What’s really great about this book is that it’s so readable, and so it’s a perfect book to hand off to someone who wants to know more about feminist thinking about the rape culture, but who is easily spooked by radical feminists who’ve been thoroughly demonized, like Andrea Dworkin. You can’t condemn this book as being “anti-sex” when it’s anti-rape, which is a common tactic for rape apologists. In reality, as this book demonstrates beautifully, our rape-coddling culture is the one that’s anti-sex. Radically reinventing sex so that it’s a collaboration instead of a conquest isn’t bad for sex. You don’t really know how good it can be until you’ve had it in circumstances where everyone involved feels safe and free.
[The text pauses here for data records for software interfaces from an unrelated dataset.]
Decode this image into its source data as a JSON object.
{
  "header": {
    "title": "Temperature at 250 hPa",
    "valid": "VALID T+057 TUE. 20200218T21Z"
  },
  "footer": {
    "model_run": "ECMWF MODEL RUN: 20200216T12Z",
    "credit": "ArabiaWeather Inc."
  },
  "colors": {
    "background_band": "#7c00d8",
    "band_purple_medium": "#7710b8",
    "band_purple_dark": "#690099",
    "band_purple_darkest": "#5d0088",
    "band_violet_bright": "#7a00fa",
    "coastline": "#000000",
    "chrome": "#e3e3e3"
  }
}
*I suspect, from my own experiences, the experiences of other victims I’ve talked to, what I’ve read, and what kind of violent imagery and rhetoric gets passed around your more misogynist circles, that most rapists are simply bullies who feel powerful when they terrorize women. They may eroticize it or they may not, but their main aim is a sadistic desire to dominate. It’s really not that complicated. That said, I could write volumes about how masculinity is constructed in our culture in such a way as to breed rapists, because so many men think to be men at all, they have to be domineering, and rape is a quick fix for that desire, especially if you’re angry at women as a group for making your feel vulnerable.